He also tugs at the heart a bit when he reminds us that while these difference seem to divide us, we need to focus on more with what unites us like fighting for gay marriage.- Kevin Thomas, The Examiner
The 5’4” top made a big impression. I walked away thinking a lot about the boxes I check and the way I look at people. Very thought provoking.
In his monologue entitled VGL 5'4" TOP, Brooks describes his sexual evolution from a horny (if somewhat naive) Midwestern gay boy into a sophisticated kinkster trying to navigate the intricate contradictions of New York's gay community. Brooks finds himself continually challenged by rudeness masquerading as attitude, internalized homophobia attempting to pass itself off as superiority, and vapidity eclipsing vitality.
Nowhere is this more frustrating than the highly-addictive landscape of on-line gay male social networks such as Adam4Adam, Manhunt,Gay.com, and Craigslist. As someone who is not easily stereotyped (he's too smart to be a twink, too smooth to be a bear, too short to impress people as a top, and too protective of his asshole to be a power bottom), Lucas is hardly the first gay man to suffer from on-line overobjectification. Confronted by an on-line questionnaire which asks "If you could dress up your asshole, what would it wear?" he offers a simple response: duct tape.
Clad only in a pair of briefs, Brooks manages to keep the audience's attention above his crotch with his strong storytelling skills, laser-sharp wit, and appealing personality.- George Heymont, My Cultural Landscape

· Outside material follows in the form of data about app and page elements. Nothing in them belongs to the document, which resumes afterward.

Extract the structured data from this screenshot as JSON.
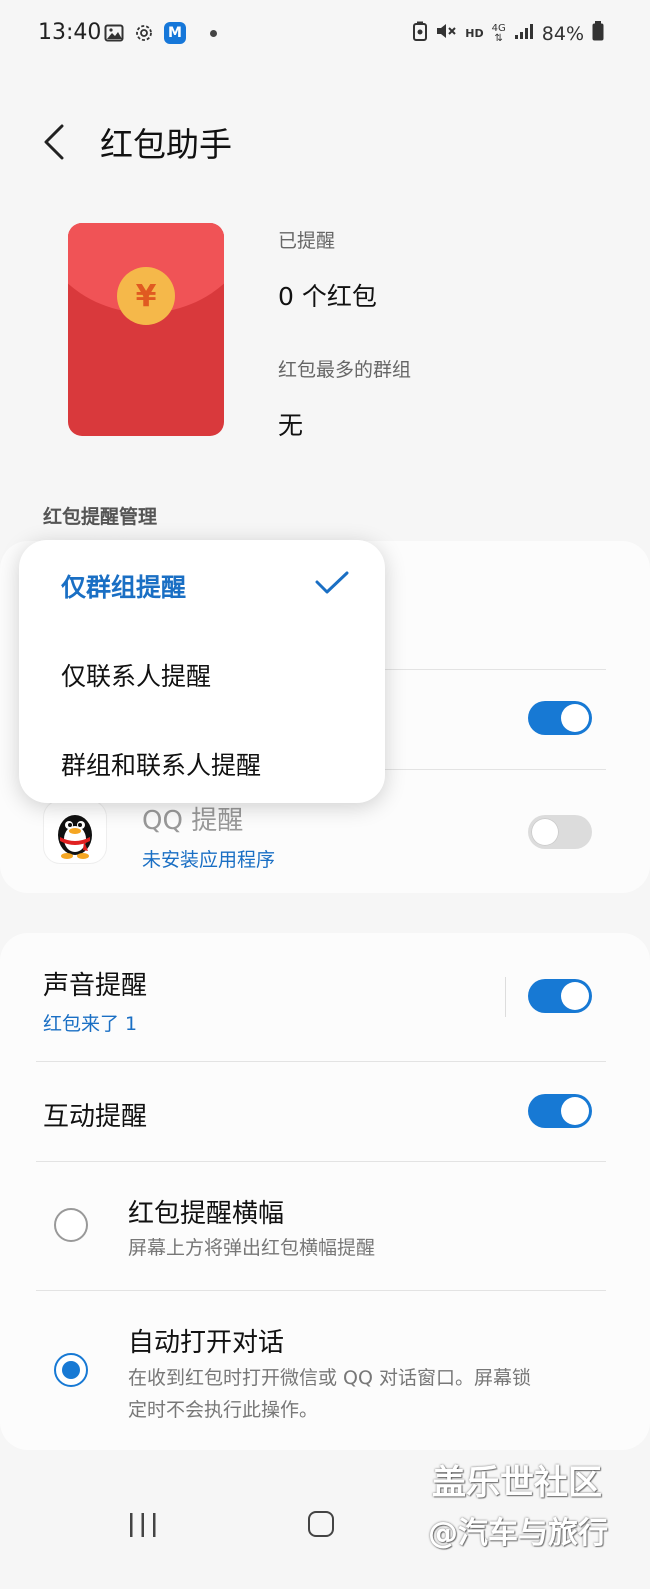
{
  "status_bar": {
    "time": "13:40",
    "hd_label": "HD",
    "network_label": "4G",
    "battery": "84%"
  },
  "header": {
    "title": "红包助手"
  },
  "stats": {
    "reminded_label": "已提醒",
    "reminded_value": "0 个红包",
    "top_group_label": "红包最多的群组",
    "top_group_value": "无",
    "envelope_symbol": "¥"
  },
  "section_heading": "红包提醒管理",
  "popup_menu": {
    "items": [
      {
        "label": "仅群组提醒",
        "selected": true
      },
      {
        "label": "仅联系人提醒",
        "selected": false
      },
      {
        "label": "群组和联系人提醒",
        "selected": false
      }
    ]
  },
  "apps": {
    "wechat": {
      "enabled": true
    },
    "qq": {
      "title": "QQ 提醒",
      "subtitle": "未安装应用程序",
      "enabled": false
    }
  },
  "settings": {
    "sound": {
      "title": "声音提醒",
      "subtitle": "红包来了 1",
      "enabled": true
    },
    "interactive": {
      "title": "互动提醒",
      "enabled": true
    },
    "banner": {
      "title": "红包提醒横幅",
      "desc": "屏幕上方将弹出红包横幅提醒",
      "selected": false
    },
    "auto_open": {
      "title": "自动打开对话",
      "desc_line1": "在收到红包时打开微信或 QQ 对话窗口。屏幕锁",
      "desc_line2": "定时不会执行此操作。",
      "selected": true
    }
  },
  "watermark": {
    "line1": "盖乐世社区",
    "line2": "@汽车与旅行"
  },
  "colors": {
    "accent": "#1779d4",
    "envelope": "#d9393c",
    "coin": "#f5b84a"
  }
}
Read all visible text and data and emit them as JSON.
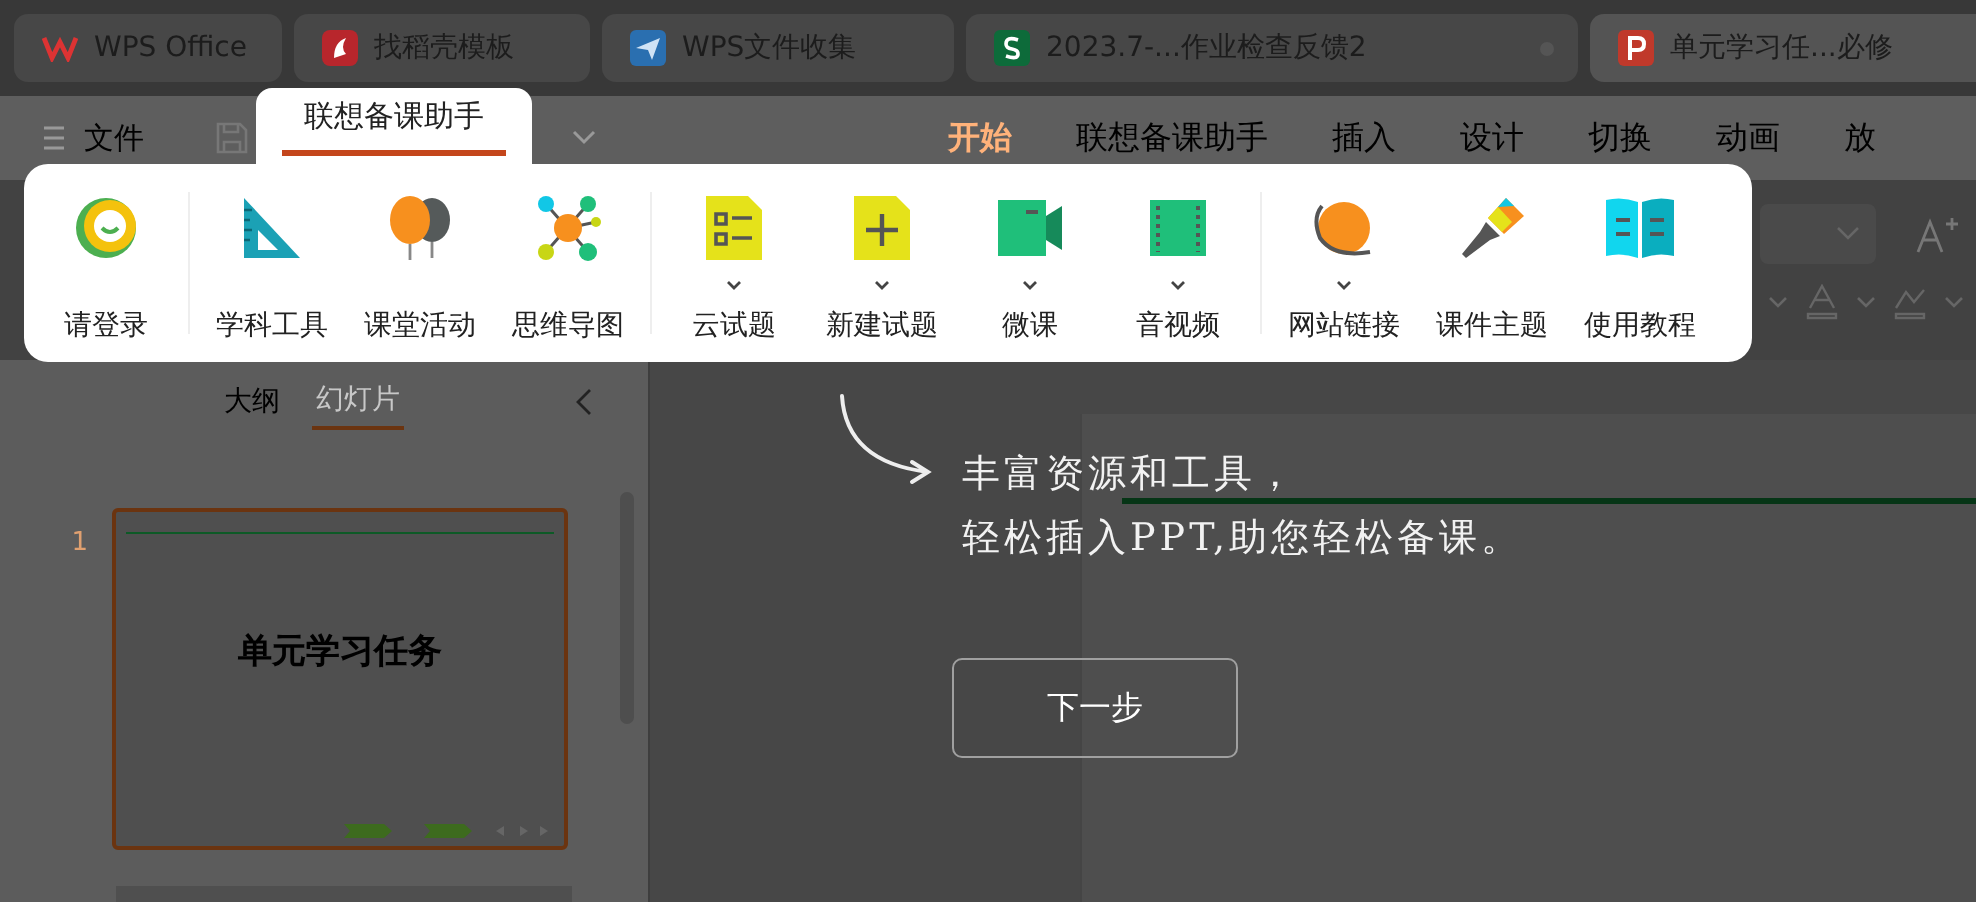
{
  "browser_tabs": [
    {
      "title": "WPS Office",
      "kind": "wps",
      "selected": false,
      "modified": false
    },
    {
      "title": "找稻壳模板",
      "kind": "docer",
      "selected": false,
      "modified": false
    },
    {
      "title": "WPS文件收集",
      "kind": "collect",
      "selected": false,
      "modified": false
    },
    {
      "title": "2023.7-...作业检查反馈2",
      "kind": "sheet",
      "selected": false,
      "modified": true
    },
    {
      "title": "单元学习任...必修",
      "kind": "slides",
      "selected": true,
      "modified": false
    }
  ],
  "file_menu": {
    "label": "文件"
  },
  "highlight_tab": {
    "label": "联想备课助手"
  },
  "ribbon_tabs": [
    {
      "label": "开始",
      "selected": true
    },
    {
      "label": "联想备课助手",
      "selected": false
    },
    {
      "label": "插入",
      "selected": false
    },
    {
      "label": "设计",
      "selected": false
    },
    {
      "label": "切换",
      "selected": false
    },
    {
      "label": "动画",
      "selected": false
    },
    {
      "label": "放",
      "selected": false
    }
  ],
  "assistant_panel": {
    "groups": [
      [
        {
          "label": "请登录",
          "kind": "login",
          "dropdown": false
        }
      ],
      [
        {
          "label": "学科工具",
          "kind": "ruler",
          "dropdown": false
        },
        {
          "label": "课堂活动",
          "kind": "balloons",
          "dropdown": false
        },
        {
          "label": "思维导图",
          "kind": "mindmap",
          "dropdown": false
        }
      ],
      [
        {
          "label": "云试题",
          "kind": "quiz-list",
          "dropdown": true
        },
        {
          "label": "新建试题",
          "kind": "quiz-new",
          "dropdown": true
        },
        {
          "label": "微课",
          "kind": "video",
          "dropdown": true
        },
        {
          "label": "音视频",
          "kind": "film",
          "dropdown": true
        }
      ],
      [
        {
          "label": "网站链接",
          "kind": "planet",
          "dropdown": true
        },
        {
          "label": "课件主题",
          "kind": "brush",
          "dropdown": false
        },
        {
          "label": "使用教程",
          "kind": "book",
          "dropdown": false
        }
      ]
    ]
  },
  "sidebar": {
    "tabs": [
      {
        "label": "大纲",
        "selected": false
      },
      {
        "label": "幻灯片",
        "selected": true
      }
    ],
    "slides": [
      {
        "number": "1",
        "title": "单元学习任务",
        "selected": true
      }
    ]
  },
  "guide": {
    "lines": [
      "丰富资源和工具，",
      "轻松插入PPT,助您轻松备课。"
    ],
    "button": "下一步"
  }
}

I wish there were more performances. Such a great show. I laughed, I cried, I felt, I enjoyed. Thank you Lucas for sharing such an amazing story.- Joshua Hardwick, Fringe Technician

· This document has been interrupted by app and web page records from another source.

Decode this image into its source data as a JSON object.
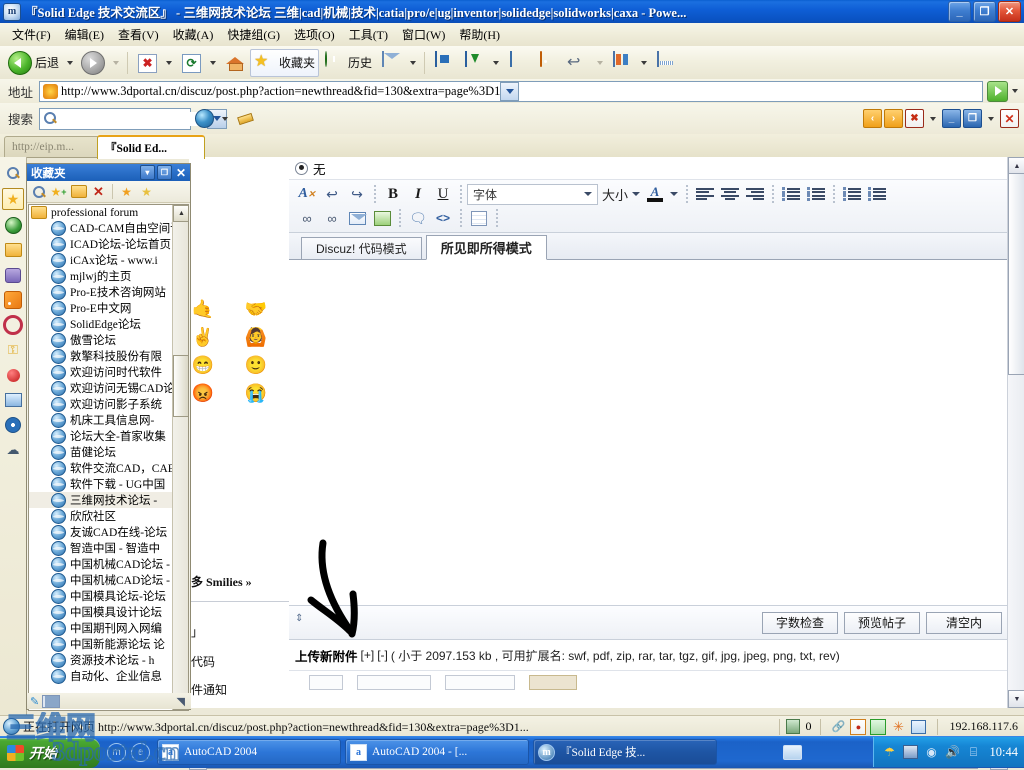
{
  "window": {
    "title": "『Solid Edge 技术交流区』 - 三维网技术论坛 三维|cad|机械|技术|catia|pro/e|ug|inventor|solidedge|solidworks|caxa - Powe...",
    "app_icon": "ie-icon",
    "minimize": "_",
    "restore": "❐",
    "close": "✕"
  },
  "menubar": {
    "items": [
      {
        "label": "文件(F)",
        "name": "menu-file"
      },
      {
        "label": "编辑(E)",
        "name": "menu-edit"
      },
      {
        "label": "查看(V)",
        "name": "menu-view"
      },
      {
        "label": "收藏(A)",
        "name": "menu-favorites"
      },
      {
        "label": "快捷组(G)",
        "name": "menu-group"
      },
      {
        "label": "选项(O)",
        "name": "menu-options"
      },
      {
        "label": "工具(T)",
        "name": "menu-tools"
      },
      {
        "label": "窗口(W)",
        "name": "menu-window"
      },
      {
        "label": "帮助(H)",
        "name": "menu-help"
      }
    ]
  },
  "toolbar": {
    "back_label": "后退",
    "favorites_label": "收藏夹",
    "history_label": "历史",
    "icons": [
      "back-icon",
      "forward-icon",
      "stop-icon",
      "refresh-icon",
      "home-icon",
      "favorites-star-icon",
      "history-icon",
      "mail-icon",
      "media-icon",
      "download-icon",
      "edit-icon",
      "rss-icon",
      "undo-icon",
      "messenger-icon",
      "screen-icon"
    ]
  },
  "address": {
    "label": "地址",
    "url": "http://www.3dportal.cn/discuz/post.php?action=newthread&fid=130&extra=page%3D1",
    "go_icon": "go-arrow-icon"
  },
  "search": {
    "label": "搜索",
    "value": "",
    "placeholder": ""
  },
  "tabs": [
    {
      "label": "http://eip.m...",
      "active": false,
      "name": "tab-eip"
    },
    {
      "label": "『Solid Ed...",
      "active": true,
      "name": "tab-solid-edge"
    }
  ],
  "rail": {
    "icons": [
      "search-icon",
      "favorites-star-icon",
      "globe-icon",
      "folder-icon",
      "drum-icon",
      "rss-icon",
      "record-icon",
      "key-icon",
      "apple-icon",
      "monitor-icon",
      "disc-icon",
      "cloud-icon"
    ]
  },
  "favorites": {
    "title": "收藏夹",
    "header_buttons": [
      "dropdown-icon",
      "restore-icon",
      "close-icon"
    ],
    "tool_icons": [
      "search-icon",
      "add-favorite-icon",
      "new-folder-icon",
      "delete-icon",
      "organize-icon",
      "find-icon"
    ],
    "root_folder": "professional forum",
    "items": [
      "CAD-CAM自由空间论",
      "ICAD论坛-论坛首页",
      "iCAx论坛 - www.i",
      "mjlwj的主页",
      "Pro-E技术咨询网站",
      "Pro-E中文网",
      "SolidEdge论坛",
      "傲雪论坛",
      "敦擎科技股份有限",
      "欢迎访问时代软件",
      "欢迎访问无锡CAD论",
      "欢迎访问影子系统",
      "机床工具信息网-",
      "论坛大全-首家收集",
      "苗健论坛",
      "软件交流CAD，CAE",
      "软件下载 - UG中国",
      "三维网技术论坛 -",
      "欣欣社区",
      "友诚CAD在线-论坛",
      "智造中国 - 智造中",
      "中国机械CAD论坛 -",
      "中国机械CAD论坛 -",
      "中国模具论坛-论坛",
      "中国模具设计论坛",
      "中国期刊网入网编",
      "中国新能源论坛 论",
      "资源技术论坛 - h",
      "自动化、企业信息"
    ],
    "highlighted_item": "三维网技术论坛 -"
  },
  "background_panel": {
    "emoticons": [
      "🤙",
      "🤝",
      "✌",
      "🙆",
      "😁",
      "🙂",
      "😡",
      "😭"
    ],
    "more_smilies": "多 Smilies »",
    "options": [
      "」",
      "代码",
      "件通知"
    ]
  },
  "editor": {
    "radio_label": "无",
    "radio_checked": true,
    "font_combo": {
      "value": "字体",
      "name": "font-family-select"
    },
    "size_label": "大小",
    "toolbar_row1": [
      "clear-format-icon",
      "undo-icon",
      "redo-icon",
      "bold-icon",
      "italic-icon",
      "underline-icon",
      "font-family-select",
      "font-size-select",
      "font-color-icon",
      "align-left-icon",
      "align-center-icon",
      "align-right-icon",
      "ordered-list-icon",
      "unordered-list-icon",
      "outdent-icon",
      "indent-icon"
    ],
    "toolbar_row2": [
      "link-icon",
      "unlink-icon",
      "email-icon",
      "image-icon",
      "quote-icon",
      "code-icon",
      "table-icon"
    ],
    "mode_tabs": [
      {
        "label": "Discuz! 代码模式",
        "active": false,
        "name": "tab-bbcode-mode"
      },
      {
        "label": "所见即所得模式",
        "active": true,
        "name": "tab-wysiwyg-mode"
      }
    ],
    "body_text": "",
    "footer_buttons": [
      {
        "label": "字数检查",
        "name": "word-count-button"
      },
      {
        "label": "预览帖子",
        "name": "preview-post-button"
      },
      {
        "label": "清空内",
        "name": "clear-content-button"
      }
    ],
    "attachment": {
      "link_label": "上传新附件",
      "expand": "[+]",
      "collapse": "[-]",
      "info": "( 小于 2097.153 kb , 可用扩展名: swf, pdf, zip, rar, tar, tgz, gif, jpg, jpeg, png, txt, rev)"
    }
  },
  "statusbar": {
    "loading_text": "正在打开网页",
    "url": "http://www.3dportal.cn/discuz/post.php?action=newthread&fid=130&extra=page%3D1...",
    "counter": "0",
    "zone": "192.168.117.6",
    "icons": [
      "trash-icon",
      "link-icon",
      "block-icon",
      "shield-icon",
      "sun-icon",
      "popup-icon"
    ]
  },
  "taskbar": {
    "start_label": "开始",
    "quick_launch": [
      "maxthon-icon",
      "ie-icon"
    ],
    "tasks": [
      {
        "label": "AutoCAD 2004",
        "icon": "autocad-icon",
        "active": false,
        "name": "task-autocad-1"
      },
      {
        "label": "AutoCAD 2004 - [...",
        "icon": "autocad-icon",
        "active": false,
        "name": "task-autocad-2"
      },
      {
        "label": "『Solid Edge 技...",
        "icon": "ie-icon",
        "active": true,
        "name": "task-solid-edge"
      }
    ],
    "tray_icons": [
      "umbrella-icon",
      "network-icon",
      "shield-icon",
      "volume-icon",
      "ime-icon"
    ],
    "clock": "10:44"
  },
  "watermark": {
    "line1": "三维网",
    "line2": "3dportal.cn"
  },
  "colors": {
    "titlebar": "#0f5fd6",
    "toolbar_bg": "#f2f0e0",
    "accent_orange": "#e8a317",
    "taskbar_blue": "#1b62c8",
    "start_green": "#3a9026"
  }
}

- King ETC
What I appreciated was the bravery of the show. It called out a lot of issues in the gay community than you first think it will, and ends up being an awesome rallying cry for unity. Funny, witty, thought provoking, a really fun show that had me thinking about what it was talking about even after I left the theater.
Loved it!! Absolutely hilarious!!It was very much amusing to me to see the issues and situations that frustrate many of us in our private lives (anything from having to deal with the linguistic limits of our would-be romantic encounters to genuine feelings of inadequacy after such an encounter) portrayed so openly and truthfully onstage… with everyone laughing along. For those of us in the room without an outlet to talk to about these kinds of mishaps in our lives, being in a room full of people who understand is, well, very therapeutic.
Despite how funny it was, the performance was also surprisingly empowering. I was expecting merely to laugh. Maybe a lot. But left the theater also feeling a bit more confident in myself. My self-image. My choices. My community.
And lastly… I mean, c’mon; Having a charming, witty, VGL guy talk to you (not at you or for you) for nearly an hour clad in nothing but his underwear… how can that be a bad thing?- Louel Senores
And of course, there were some haters...
Alas, there is nothing new in this. And though the point is worth making, it is worth making better than is done in this one-note lament. Brooks is clearly intelligent and creative, but the show comes across as a draft for a short comic stint, or perhaps the outline for a series of character portraits that show the real depth of the pain caused by cutting so many out of our hearts.
Instead, we are left with a slightly unsatisfying discourse nearly as shallow as the shallowness it concerns and barely audible at times past the first row. Let’s hope Brooks continues work on this project and polishes it into something more finished and worthy of a second date.- Roger Brigham, Edge San Francisco
Lucas dissects his corner of the gay community and his role in it, as dictated by the flaws and attributes of his own body, with the calculating, meticulous rigor of a scientist and the wit of a rapacious satirist. "If your asshole got dressed," a dating site questionnaire asks him, "what would it wear?" "Duct tape," he responds. Trouble is, Brooks wants to have it both ways, indulging his own snark but condemning it in others. He catalogues "homosexual habits" he hates, but he doesn't make himself likable enough for us to hate with him.- Lily Janiak, SF Weekly
Sure, I was disappointed with the negative reviews, especially because The Edge was the first review I've received and I was really looking forward to it, and because Lily was the name of the dog that I grew up with whom I adored more than anything, but the positive feedback greatly outweighs the negative. I may not have packed the houses, but I clearly moved and inspired those who attended, and the audience is more important than the critics. My work here is done. I can only hope that I may have more opportunity to affect this city in the same way, and to inspire others like this in other cities.
Thank you, San Francisco...for everything.